1. Sin hath a commanding ftrength, requiring obedience, and obliging its fervants, to obey it in the lufts thereof, Rom. vi. 12. 16. Indeed, the commands of fin are very unlawful and unreafonable; yet it commands. men to go, and they go; to come, and they come and men obey the commands of fin, by difobeying the commands of God; for, when they do not what God injoins them, they do what fin requires them.

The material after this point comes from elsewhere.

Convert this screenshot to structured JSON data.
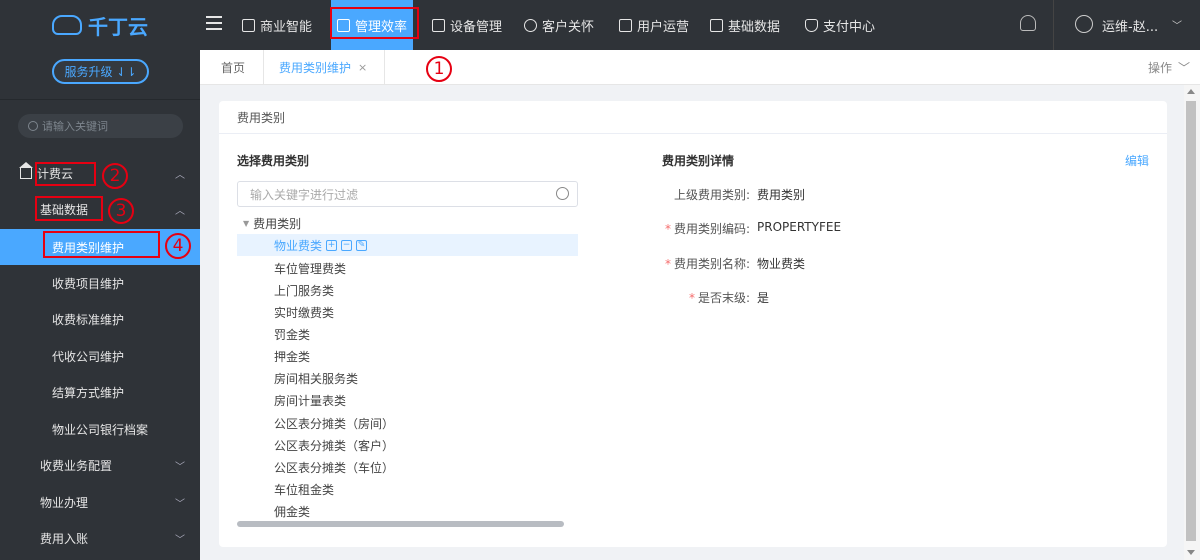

2. Sin hath a condemning ftrength: as fin is a great commander, fo the commanding power of fin, when yielded to, delivers us over to the condemning power of fin. Now, what this condemning power of fin is, the apotle fhews plainly, Jam. i. 15. "Sin, when it is finifhed, bringeth forth death." Sin is a faithlefs and fhamelefs tyrant and tempter; for, at firft it promifes life and immunity from death, faying, like the devil that finned from the beginning, "You fhall not furely die :" yet, no fooner does a man obey the command of fin, than it condemns him to death; "The wages of fin is death," Rom. vi. 23. Hence,
3. Sin hath a deceiving strength. See Heb. iii. 13. Exhort one-another while it is called to-day, left any of you be hardened through the deceitfulness of fin: hence the lufts of the flesh are called deceitful lufts, Eph. iv. 22. Sin powerfully deceives, by blinding the mind, corrupting the judgment, hardening the heart, alluring the affections, and perfuading the finner that there are some things forbidden in the law that are good and profitable, and may be done without any fcruple of confcience. Sometimes it will perfuade the greedy-minded worldly man, that is thinking how to enrich himself, that to do it by the fubtilty of his pate, the forgery of his tongue, the villainy of his hand, and by violent means, is an eafier and fweeter way than to toil and labour to inrich himfelf by honeft means. Sometimes it will perfuade the finner, that there is no hell, no fear of punishment; or, if there be, yet he may afterwards repent, and prevent it; and fo he is emboldened to fin, and deceived.
4. Sin hath a working ftrength; When we were in the flesh, the motions of fin that were by the law, did work in our members to bring forth fruit unto death, Rom.vii.5.